Presentation on theme: "Artificial Flavors What’s actually in the food you eat…"— Presentation transcript:
Artificial Flavors What’s actually in the food you eat…
Birth of Artificial Flavors It is speculated that artificial flavors were first created by complete accident when a German chemist mixed chemicals and was presented with the “sweet aroma of grapes” That day, they created methyl anthranilate, the chief compound of grape Kool-Aid ®
The Flavor Industry The flavor industry is one of the most secretive corporations in the world. Its safety precautions and technology are like those of government agencies. The companies will not let anyone know who uses their products or what formulas they use to make specific flavors or aromas
IFF The world’s largest flavor company, International Flavors and Fragrances (IFF), is located in Dayton, New Jersey Before entering, one must sign a form stating he or she will not reveal any trade secrets, i.e. the products that use that company for flavors.
IFF creates the flavors of chips, bread, crackers, cereal, and pet food, as well as ice cream, biscuits, toothpaste, antacids
“The flavor industry emerged in the mid- 1800s as processed foods began to be manufactured on a large scale” “The American flavor industry now has annual revenues of about $1.4 billion. Approximately 10,000 new processed food products are introduced every year in the U.S. Almost all of them require flavor additives.
Flavor additives are extremely cheap, cheaper than using the real thing: –The flavor in a 12oz. Can of Coke costs about.005 cents
“The Food and Drug Administration (FDA) does not require flavor companies to disclose the ingredients of their additives, so long as all the chemicals are considered by the agency to be GRAS (generally regarded as safe) –This gives the companies the ability to be secretive with their formulas
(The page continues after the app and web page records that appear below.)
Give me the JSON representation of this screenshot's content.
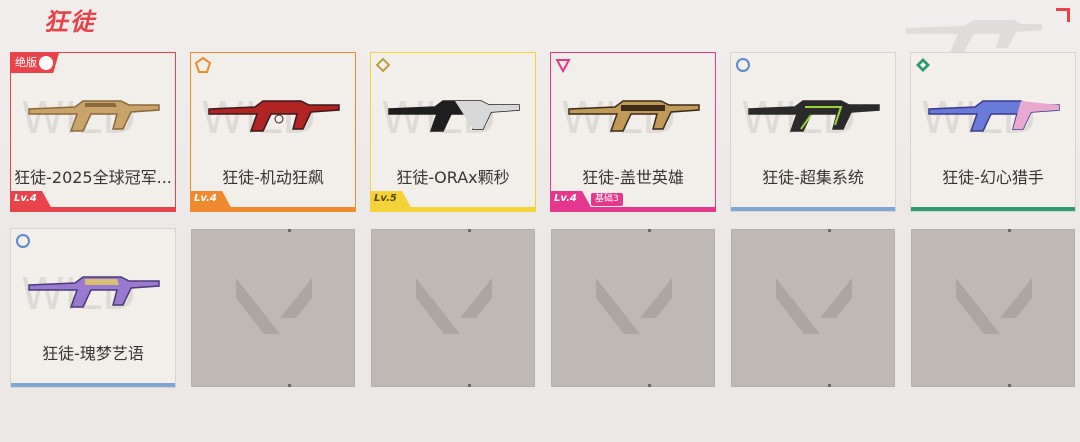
{
  "header": {
    "title": "狂徒"
  },
  "colors": {
    "accent": "#e8434b",
    "exclusive_red": "#e8434b",
    "orange": "#f08a2e",
    "yellow": "#f4d23a",
    "pink": "#e5388c",
    "blue": "#7fa8d8",
    "green": "#2e9a6e",
    "empty_slot": "#bfb9b6"
  },
  "skins": [
    {
      "name": "狂徒-2025全球冠军...",
      "badge": "绝版",
      "level": "Lv.4",
      "rarity_icon": "exclusive-icon",
      "border_color": "#e8434b",
      "bar_color": "#e8434b",
      "level_bg": "#e8434b",
      "gun_colors": [
        "#c9a46a",
        "#8a6a3c"
      ]
    },
    {
      "name": "狂徒-机动狂飙",
      "level": "Lv.4",
      "rarity_icon": "pentagon-icon",
      "border_color": "#f08a2e",
      "bar_color": "#f08a2e",
      "level_bg": "#f08a2e",
      "gun_colors": [
        "#b02424",
        "#3a1a1a"
      ]
    },
    {
      "name": "狂徒-ORAx颗秒",
      "level": "Lv.5",
      "rarity_icon": "diamond-icon",
      "border_color": "#f4d23a",
      "bar_color": "#f4d23a",
      "level_bg": "#f4d23a",
      "gun_colors": [
        "#1e1e1e",
        "#d8d8d8"
      ]
    },
    {
      "name": "狂徒-盖世英雄",
      "level": "Lv.4",
      "extra_tag": "基础3",
      "rarity_icon": "triangle-icon",
      "border_color": "#e5388c",
      "bar_color": "#e5388c",
      "level_bg": "#e5388c",
      "gun_colors": [
        "#c09a58",
        "#3a2a1a"
      ]
    },
    {
      "name": "狂徒-超集系统",
      "rarity_icon": "circle-icon",
      "border_color": "#d9d3cf",
      "bar_color": "#7fa8d8",
      "gun_colors": [
        "#2a2a2a",
        "#9ad238"
      ]
    },
    {
      "name": "狂徒-幻心猎手",
      "rarity_icon": "green-diamond-icon",
      "border_color": "#d9d3cf",
      "bar_color": "#2e9a6e",
      "gun_colors": [
        "#6a7ad8",
        "#e8a8d0"
      ]
    },
    {
      "name": "狂徒-瑰梦艺语",
      "rarity_icon": "circle-icon",
      "border_color": "#d9d3cf",
      "bar_color": "#7fa8d8",
      "gun_colors": [
        "#9a7ad0",
        "#d8c070"
      ]
    }
  ],
  "empty_slots": 5
}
“A typical artificial strawberry flavor, such as that found in a Burger King strawberry milk shake, contains the following ingredients: amyl acetate, amyl butyrate, amyl valerate, anethol, anisyl formate, benzyl acetate, benzyl isobutyrate, butyric acid, cinnamyl isobutyrate, cinnamyl valerate, cognac essential oil, diacetyl, dipropyl ketone, ethyl acetate, ethyl amyl ketone, ethyl butyrate, ethyl cinnamate, ethyl heptanoate, ethyl heptylate, ethyl lactate, ethyl methylphenylglycidate, ethyl nitrate, ethyl propionate, ethyl valerate, heliotropin, hydroxyphenyl-2-butonone (10% solution in alcohol), a-ionone, isobutyl anthranilate, isobutyl butyrate, lemon essential oil, maltol, 4-methylactophenone, methyl anthranilate, methyl benzoate, methyl naphthyl ketone, methyl salicylate, mint essential oil, neroli essential oil, nerolin, neryl isobutyrate, orris butter, phenethyl alcohol, rose, rum ether, qundecalactone, vanillin, and solvent.”
Natural vs. Artificial Natural flavors are derived from natural sources. –The distinguishing line between natural and artificial flavors can be very thin “'A natural flavor,' says Terry Acree, a professor of food science technology at Cornell University, 'is a flavor that's been derived with an out-of-date technology'” “natural and artificial flavors sometimes contain exactly the same chemicals, they are just produced by different methods”
Bibliography Fast Food Nation http://www.spiritouch.com/en/pdfs/FastFoo dNation.pdfhttp://www.spiritouch.com/en/pdfs/FastFoo dNation.pdf